(Data about app and page elements)
------------------------------------

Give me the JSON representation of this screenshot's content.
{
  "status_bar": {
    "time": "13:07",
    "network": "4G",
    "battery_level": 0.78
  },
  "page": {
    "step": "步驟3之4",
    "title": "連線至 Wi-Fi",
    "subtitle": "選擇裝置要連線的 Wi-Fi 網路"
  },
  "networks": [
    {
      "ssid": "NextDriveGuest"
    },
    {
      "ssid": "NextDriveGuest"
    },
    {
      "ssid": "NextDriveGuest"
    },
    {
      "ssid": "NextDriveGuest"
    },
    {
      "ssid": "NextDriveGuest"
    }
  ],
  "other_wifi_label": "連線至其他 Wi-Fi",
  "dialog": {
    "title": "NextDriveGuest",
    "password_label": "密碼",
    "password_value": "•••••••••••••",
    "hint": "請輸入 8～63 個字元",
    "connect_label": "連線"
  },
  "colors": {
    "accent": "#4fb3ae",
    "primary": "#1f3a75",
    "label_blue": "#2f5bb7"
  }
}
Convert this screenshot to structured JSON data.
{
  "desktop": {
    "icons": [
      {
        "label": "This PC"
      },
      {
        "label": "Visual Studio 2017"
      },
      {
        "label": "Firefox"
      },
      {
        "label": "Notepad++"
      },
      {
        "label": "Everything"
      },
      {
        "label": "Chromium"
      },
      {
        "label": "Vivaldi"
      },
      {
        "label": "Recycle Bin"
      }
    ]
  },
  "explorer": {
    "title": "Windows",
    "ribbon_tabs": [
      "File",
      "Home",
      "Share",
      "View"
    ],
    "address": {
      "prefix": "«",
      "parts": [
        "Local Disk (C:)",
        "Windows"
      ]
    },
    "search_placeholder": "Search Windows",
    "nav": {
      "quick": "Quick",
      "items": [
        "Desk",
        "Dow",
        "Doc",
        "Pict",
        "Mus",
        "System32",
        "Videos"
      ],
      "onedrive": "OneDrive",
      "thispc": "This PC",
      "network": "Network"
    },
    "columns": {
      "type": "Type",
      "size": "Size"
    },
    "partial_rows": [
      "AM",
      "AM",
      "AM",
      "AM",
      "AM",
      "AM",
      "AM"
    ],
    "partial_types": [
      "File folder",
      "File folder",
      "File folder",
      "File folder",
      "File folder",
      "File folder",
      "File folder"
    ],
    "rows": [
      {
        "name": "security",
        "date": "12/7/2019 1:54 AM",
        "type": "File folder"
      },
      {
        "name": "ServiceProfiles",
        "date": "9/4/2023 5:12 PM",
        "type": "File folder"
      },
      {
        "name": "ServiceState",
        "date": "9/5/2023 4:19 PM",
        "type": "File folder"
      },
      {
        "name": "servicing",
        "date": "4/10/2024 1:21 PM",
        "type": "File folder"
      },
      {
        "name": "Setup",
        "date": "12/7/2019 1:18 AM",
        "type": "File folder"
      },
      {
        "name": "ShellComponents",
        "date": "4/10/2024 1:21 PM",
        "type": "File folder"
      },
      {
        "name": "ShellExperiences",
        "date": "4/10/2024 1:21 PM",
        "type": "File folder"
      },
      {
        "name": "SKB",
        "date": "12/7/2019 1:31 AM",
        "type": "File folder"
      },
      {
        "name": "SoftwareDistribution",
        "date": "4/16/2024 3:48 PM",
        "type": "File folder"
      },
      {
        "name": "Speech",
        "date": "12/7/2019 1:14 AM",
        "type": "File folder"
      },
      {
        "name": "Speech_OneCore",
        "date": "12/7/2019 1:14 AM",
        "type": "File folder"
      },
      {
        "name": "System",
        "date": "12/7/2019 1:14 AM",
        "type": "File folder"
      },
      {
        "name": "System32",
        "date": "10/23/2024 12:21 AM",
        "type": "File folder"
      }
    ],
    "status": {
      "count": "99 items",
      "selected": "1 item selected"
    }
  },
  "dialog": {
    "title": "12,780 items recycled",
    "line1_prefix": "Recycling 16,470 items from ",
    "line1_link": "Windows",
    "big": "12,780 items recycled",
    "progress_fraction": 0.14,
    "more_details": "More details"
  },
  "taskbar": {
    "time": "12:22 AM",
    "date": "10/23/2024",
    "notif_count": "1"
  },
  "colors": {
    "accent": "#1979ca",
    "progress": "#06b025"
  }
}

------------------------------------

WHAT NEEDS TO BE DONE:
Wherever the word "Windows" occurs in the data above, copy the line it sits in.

SOLUTION FOR THIS PROBLEM:
    "title": "Windows",
        "Windows"
    "search_placeholder": "Search Windows",
    "line1_link": "Windows",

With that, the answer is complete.